Your task
I need every line that includes the word "mention" copied from the material.

### Records to process

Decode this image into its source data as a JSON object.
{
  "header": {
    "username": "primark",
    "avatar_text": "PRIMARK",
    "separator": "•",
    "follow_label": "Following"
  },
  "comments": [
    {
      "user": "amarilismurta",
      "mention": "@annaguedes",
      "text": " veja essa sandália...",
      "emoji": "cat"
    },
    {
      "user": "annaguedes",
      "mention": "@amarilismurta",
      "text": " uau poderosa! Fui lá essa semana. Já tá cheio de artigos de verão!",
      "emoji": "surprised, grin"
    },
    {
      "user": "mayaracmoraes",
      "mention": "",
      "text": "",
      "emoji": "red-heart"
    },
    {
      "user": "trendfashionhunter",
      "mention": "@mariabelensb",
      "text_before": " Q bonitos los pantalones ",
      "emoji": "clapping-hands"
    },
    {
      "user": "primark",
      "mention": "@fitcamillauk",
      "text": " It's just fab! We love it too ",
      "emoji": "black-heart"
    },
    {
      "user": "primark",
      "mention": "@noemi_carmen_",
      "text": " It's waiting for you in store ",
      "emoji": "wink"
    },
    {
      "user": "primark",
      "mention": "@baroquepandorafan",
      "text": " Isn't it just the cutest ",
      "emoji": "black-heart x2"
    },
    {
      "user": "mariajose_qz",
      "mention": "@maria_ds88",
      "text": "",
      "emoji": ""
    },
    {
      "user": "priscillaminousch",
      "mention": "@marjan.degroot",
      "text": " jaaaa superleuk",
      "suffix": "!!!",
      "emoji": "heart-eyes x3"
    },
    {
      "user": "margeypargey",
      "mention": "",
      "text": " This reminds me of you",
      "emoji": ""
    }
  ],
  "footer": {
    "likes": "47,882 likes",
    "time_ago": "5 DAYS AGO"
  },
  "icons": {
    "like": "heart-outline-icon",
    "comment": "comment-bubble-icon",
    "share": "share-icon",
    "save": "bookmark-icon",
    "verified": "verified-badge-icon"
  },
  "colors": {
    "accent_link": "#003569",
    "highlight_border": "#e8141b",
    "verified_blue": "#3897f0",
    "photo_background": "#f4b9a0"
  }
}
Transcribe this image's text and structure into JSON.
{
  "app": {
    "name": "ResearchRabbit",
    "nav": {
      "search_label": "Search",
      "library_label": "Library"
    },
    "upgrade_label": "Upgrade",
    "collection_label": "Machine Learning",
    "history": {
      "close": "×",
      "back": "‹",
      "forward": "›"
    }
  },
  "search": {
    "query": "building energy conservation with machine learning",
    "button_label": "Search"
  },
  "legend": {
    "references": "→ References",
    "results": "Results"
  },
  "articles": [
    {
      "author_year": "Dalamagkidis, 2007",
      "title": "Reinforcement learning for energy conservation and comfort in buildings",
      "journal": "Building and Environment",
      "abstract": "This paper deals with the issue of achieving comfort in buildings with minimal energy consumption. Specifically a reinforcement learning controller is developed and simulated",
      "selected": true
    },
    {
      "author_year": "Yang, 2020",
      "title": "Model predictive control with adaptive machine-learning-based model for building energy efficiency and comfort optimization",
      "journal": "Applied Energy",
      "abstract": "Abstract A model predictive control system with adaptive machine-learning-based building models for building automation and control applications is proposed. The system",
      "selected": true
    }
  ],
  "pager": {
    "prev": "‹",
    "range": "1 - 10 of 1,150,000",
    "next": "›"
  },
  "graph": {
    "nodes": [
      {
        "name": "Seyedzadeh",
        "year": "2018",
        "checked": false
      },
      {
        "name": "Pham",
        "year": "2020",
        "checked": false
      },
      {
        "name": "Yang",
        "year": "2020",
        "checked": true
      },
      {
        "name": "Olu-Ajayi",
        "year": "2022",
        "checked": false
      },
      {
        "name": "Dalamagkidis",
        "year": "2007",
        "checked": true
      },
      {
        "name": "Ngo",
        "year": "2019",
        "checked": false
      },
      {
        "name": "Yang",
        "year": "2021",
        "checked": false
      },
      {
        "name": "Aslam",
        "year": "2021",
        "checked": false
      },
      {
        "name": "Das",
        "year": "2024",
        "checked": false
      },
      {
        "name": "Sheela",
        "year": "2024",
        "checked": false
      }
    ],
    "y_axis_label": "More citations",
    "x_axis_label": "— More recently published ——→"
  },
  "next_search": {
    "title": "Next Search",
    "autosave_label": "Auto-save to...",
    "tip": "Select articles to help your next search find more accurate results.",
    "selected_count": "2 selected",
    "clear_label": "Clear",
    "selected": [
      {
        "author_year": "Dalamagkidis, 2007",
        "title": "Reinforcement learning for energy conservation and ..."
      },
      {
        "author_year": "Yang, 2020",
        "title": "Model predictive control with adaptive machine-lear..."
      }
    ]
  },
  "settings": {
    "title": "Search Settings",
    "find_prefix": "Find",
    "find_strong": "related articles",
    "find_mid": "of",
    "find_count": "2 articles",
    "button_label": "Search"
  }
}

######

Task answer
      "mention": "@annaguedes",
      "mention": "@amarilismurta",
      "mention": "",
      "mention": "@mariabelensb",
      "mention": "@fitcamillauk",
      "mention": "@noemi_carmen_",
      "mention": "@baroquepandorafan",
      "mention": "@maria_ds88",
      "mention": "@marjan.degroot",
      "mention": "",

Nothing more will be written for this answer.